That said, Google has some challenges to address the balance of this year, and beyond. Over the long run, the consensus analyst recommendation for Google as a "strong buy" is warranted as the company continues driving double-digit top line growth. But that doesn't mean there won't be a hurdle -- or three -- to overcome along the way. Here are a few possible hiccups Google will face moving forward.
According to Google CFO Patrick Pichette during last week's earnings announcement -- CEO Larry Page didn't participate in the call -- expenses jumped last quarter, and will continue to do so due to ongoing costs associated with infrastructure and facilities.
Add in Google's approximately 20% jump in headcount compared to Q1 2014, and it's no wonder operating expenses climbed over $1.1 billion to reach 37% of total revenue: up from last year's 35%. Ongoing investment is necessary to fuel growth for a company the size of Google, but as overhead continues to climb, investors will demand some results -- as they should.
Google's spending to enhance its mobile search ad tools is one example. It's no secret that mobile isn't Google's strong suit as yet. Improvements -- or lack thereof -- in this key area will be a good gauge of whether all that spending is paying off.
Speaking of mobile
Though small by comparison, there's a reason Facebook (NASDAQ:FB) is increasingly cited as a threat to Google's digital advertising dominance: mobile. It's been a couple of years since CEO Mark Zuckerberg went all out to improve Facebook's mobile user experience, as well as enhance its advertising solutions. And it's working like a charm.
Not only are 1.25 billion of Facebook's 1.44 billion monthly average users, or MAUs, of the mobile variety, but 73% of its $3.32 billion in ad revenue last quarter came from mobile spots. And with each successive quarter, Facebook's mobile revenue as a percentage of its total sales is climbing. By contrast, last quarter's 13% decline in Google sites cost-per-click, or CPC, rates is largely due to mobile.
Google generates much of its ad revenue via search, something its marketing partners simply won't pay as much for on a smartphone. If you're buying Pichette's explanation, the reason for the quarter-after-quarter CPC declines is due to YouTube's "skippable" TruView ads.
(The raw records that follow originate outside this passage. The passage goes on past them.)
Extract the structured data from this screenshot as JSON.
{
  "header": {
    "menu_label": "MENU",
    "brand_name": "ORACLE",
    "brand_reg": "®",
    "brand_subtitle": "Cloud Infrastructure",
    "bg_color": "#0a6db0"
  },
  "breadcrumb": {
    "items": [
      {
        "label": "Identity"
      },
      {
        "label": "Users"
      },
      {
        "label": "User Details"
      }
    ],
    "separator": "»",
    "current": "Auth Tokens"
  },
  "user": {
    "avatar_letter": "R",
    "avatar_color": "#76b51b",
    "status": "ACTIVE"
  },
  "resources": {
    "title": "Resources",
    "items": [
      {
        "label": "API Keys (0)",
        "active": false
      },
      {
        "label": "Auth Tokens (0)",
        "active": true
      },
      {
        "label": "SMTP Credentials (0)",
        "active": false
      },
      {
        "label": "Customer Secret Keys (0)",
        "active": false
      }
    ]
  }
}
Apparently, TruView spots "monetize at a lower rate than clicks on Google.com." The notion that video spots -- skippable or not -- are responsible for declining CPC rates seems a bit of a stretch.
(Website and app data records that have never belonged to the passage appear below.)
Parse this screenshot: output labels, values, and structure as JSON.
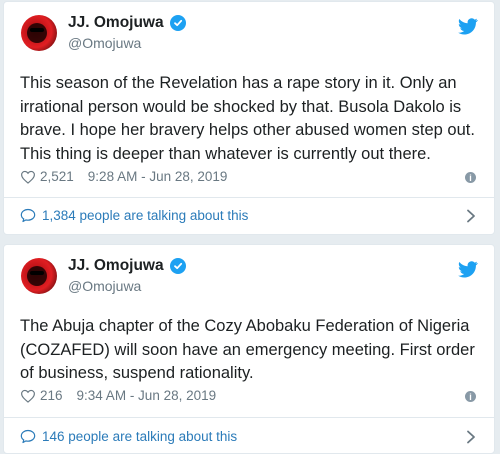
{
  "colors": {
    "page_bg": "#e6ecf0",
    "card_bg": "#ffffff",
    "twitter_blue": "#1da1f2",
    "link_blue": "#2b7bb9",
    "muted_gray": "#697882"
  },
  "tweets": [
    {
      "author": "JJ. Omojuwa",
      "handle": "@Omojuwa",
      "text": "This season of the Revelation has a rape story in it. Only an irrational person would be shocked by that. Busola Dakolo is brave. I hope her bravery helps other abused women step out. This thing is deeper than whatever is currently out there.",
      "likes": "2,521",
      "timestamp": "9:28 AM - Jun 28, 2019",
      "talking": "1,384 people are talking about this"
    },
    {
      "author": "JJ. Omojuwa",
      "handle": "@Omojuwa",
      "text": "The Abuja chapter of the Cozy Abobaku Federation of Nigeria (COZAFED) will soon have an emergency meeting. First order of business, suspend rationality.",
      "likes": "216",
      "timestamp": "9:34 AM - Jun 28, 2019",
      "talking": "146 people are talking about this"
    }
  ],
  "icons": [
    "verified-badge-icon",
    "twitter-bird-icon",
    "heart-icon",
    "info-icon",
    "speech-bubble-icon",
    "chevron-right-icon"
  ]
}
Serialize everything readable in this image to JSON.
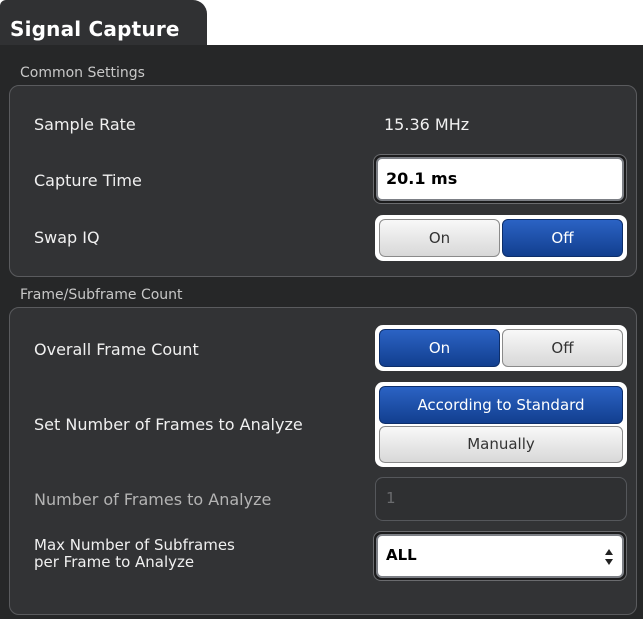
{
  "tab": {
    "title": "Signal Capture"
  },
  "common": {
    "title": "Common Settings",
    "sample_rate": {
      "label": "Sample Rate",
      "value": "15.36 MHz"
    },
    "capture_time": {
      "label": "Capture Time",
      "value": "20.1 ms"
    },
    "swap_iq": {
      "label": "Swap IQ",
      "on": "On",
      "off": "Off",
      "selected": "Off"
    }
  },
  "frame": {
    "title": "Frame/Subframe Count",
    "overall": {
      "label": "Overall Frame Count",
      "on": "On",
      "off": "Off",
      "selected": "On"
    },
    "set_number": {
      "label": "Set Number of Frames to Analyze",
      "option1": "According to Standard",
      "option2": "Manually",
      "selected": "According to Standard"
    },
    "number": {
      "label": "Number of Frames to Analyze",
      "value": "1"
    },
    "max_subframes": {
      "label_line1": "Max Number of Subframes",
      "label_line2": "per Frame to Analyze",
      "value": "ALL"
    }
  },
  "colors": {
    "active": "#1f4fa8",
    "panel": "#262728",
    "group": "#323335"
  }
}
One thing is clear, though. Mastering mobile revenue is a challenge Google is still addressing, regardless of Pichette's explanation, and investors would be wise to keep tabs on its progress.
How much is too much?
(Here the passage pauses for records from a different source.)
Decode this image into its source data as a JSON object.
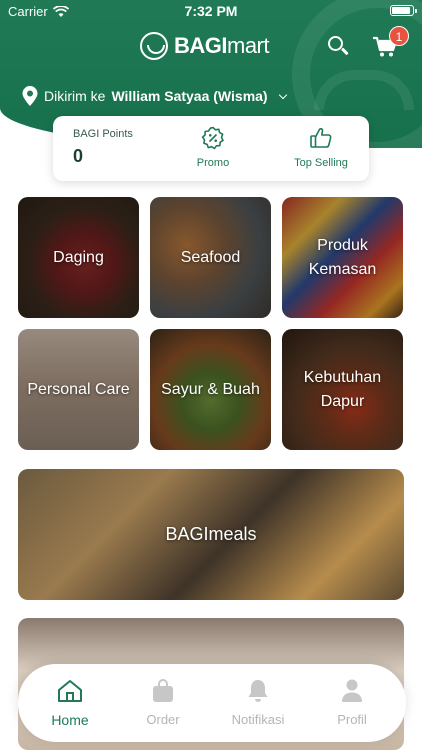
{
  "status_bar": {
    "carrier": "Carrier",
    "time": "7:32 PM",
    "battery_level": 0.95
  },
  "brand": {
    "bold": "BAGI",
    "thin": "mart"
  },
  "cart": {
    "count": "1"
  },
  "delivery": {
    "prefix": "Dikirim ke",
    "recipient": "William Satyaa (Wisma)"
  },
  "points": {
    "label": "BAGI Points",
    "value": "0"
  },
  "card_actions": [
    {
      "label": "Promo",
      "icon": "promo-icon"
    },
    {
      "label": "Top Selling",
      "icon": "thumbs-up-icon"
    }
  ],
  "categories": [
    {
      "label": "Daging"
    },
    {
      "label": "Seafood"
    },
    {
      "label": "Produk Kemasan"
    },
    {
      "label": "Personal Care"
    },
    {
      "label": "Sayur & Buah"
    },
    {
      "label": "Kebutuhan Dapur"
    }
  ],
  "banners": [
    {
      "label": "BAGImeals"
    },
    {
      "label": ""
    }
  ],
  "nav": [
    {
      "label": "Home",
      "icon": "home-icon",
      "active": true
    },
    {
      "label": "Order",
      "icon": "bag-icon",
      "active": false
    },
    {
      "label": "Notifikasi",
      "icon": "bell-icon",
      "active": false
    },
    {
      "label": "Profil",
      "icon": "user-icon",
      "active": false
    }
  ],
  "colors": {
    "primary": "#1f7a55",
    "badge": "#e8533f",
    "inactive": "#b5b5b5"
  }
}
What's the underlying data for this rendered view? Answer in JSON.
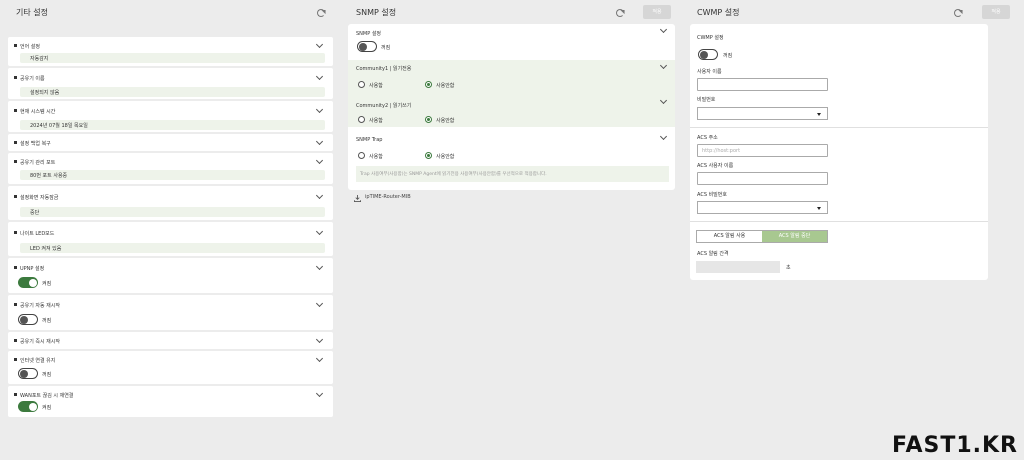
{
  "left": {
    "title": "기타 설정",
    "cards": [
      {
        "title": "언어 설정",
        "value": "자동감지"
      },
      {
        "title": "공유기 이름",
        "value": "설정되지 않음"
      },
      {
        "title": "현재 시스템 시간",
        "value": "2024년 07월 18일 목요일"
      },
      {
        "title": "설정 백업 복구"
      },
      {
        "title": "공유기 관리 포트",
        "value": "80번 포트 사용중"
      },
      {
        "title": "설정화면 자동잠금",
        "value": "중단"
      },
      {
        "title": "나이트 LED모드",
        "value": "LED 켜져 있음"
      },
      {
        "title": "UPNP 설정",
        "toggle": "on",
        "toggle_label": "켜짐"
      },
      {
        "title": "공유기 자동 재시작",
        "toggle": "off",
        "toggle_label": "꺼짐"
      },
      {
        "title": "공유기 즉시 재시작"
      },
      {
        "title": "인터넷 연결 유지",
        "toggle": "off",
        "toggle_label": "꺼짐"
      },
      {
        "title": "WAN포트 끊김 시 재연결",
        "toggle": "on",
        "toggle_label": "켜짐"
      }
    ]
  },
  "snmp": {
    "title": "SNMP 설정",
    "apply": "적용",
    "setting_title": "SNMP 설정",
    "setting_toggle": "꺼짐",
    "community1_title": "Community1 | 읽기전용",
    "community2_title": "Community2 | 읽기쓰기",
    "trap_title": "SNMP Trap",
    "use_label": "사용함",
    "nouse_label": "사용안함",
    "trap_note": "Trap 사용여부(사용함)는 SNMP Agent에 읽기전용 사용여부(사용안함)를 우선적으로 적용합니다.",
    "mib": "ipTIME-Router-MIB"
  },
  "cwmp": {
    "title": "CWMP 설정",
    "apply": "적용",
    "setting_label": "CWMP 설정",
    "toggle_label": "꺼짐",
    "username_label": "사용자 이름",
    "password_label": "비밀번호",
    "acs_addr_label": "ACS 주소",
    "acs_addr_placeholder": "http://host:port",
    "acs_user_label": "ACS 사용자 이름",
    "acs_pass_label": "ACS 비밀번호",
    "tab_use": "ACS 알림 사용",
    "tab_nouse": "ACS 알림 중단",
    "interval_label": "ACS 알림 간격",
    "interval_unit": "초",
    "colors": {
      "accent": "#a8c890",
      "toggle_on": "#3c7a3e"
    }
  },
  "watermark": "FAST1.KR"
}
There's a growing sense among some industry pundits that Google is taking its innovation efforts to the extreme. And as this article discusses, CEO Larry Page's stubbornness to truly shelve Google's unsuccessful Glass initiative is a glaring example.
What's the big deal? The aforementioned rise in expenses, combined with off-the-charts innovation development efforts, has left a bad taste for some.
Another example will likely be driverless cars. Sure, self-driving cars is a fun, Jetsons-like futuristic project, but it's been going on for years -- and who knows how much Google has already poured into the initiative -- and it will take years more to finish. The regulatory hurdles alone could take longer than the development cycle.
Does Google have the wherewithal to cut the cord on projects with little or no business case -- as intriguing as they may be? Time will tell.
None of these issues are reasons to rule out Google as a long-term investment. However, they are worth keeping an eye on.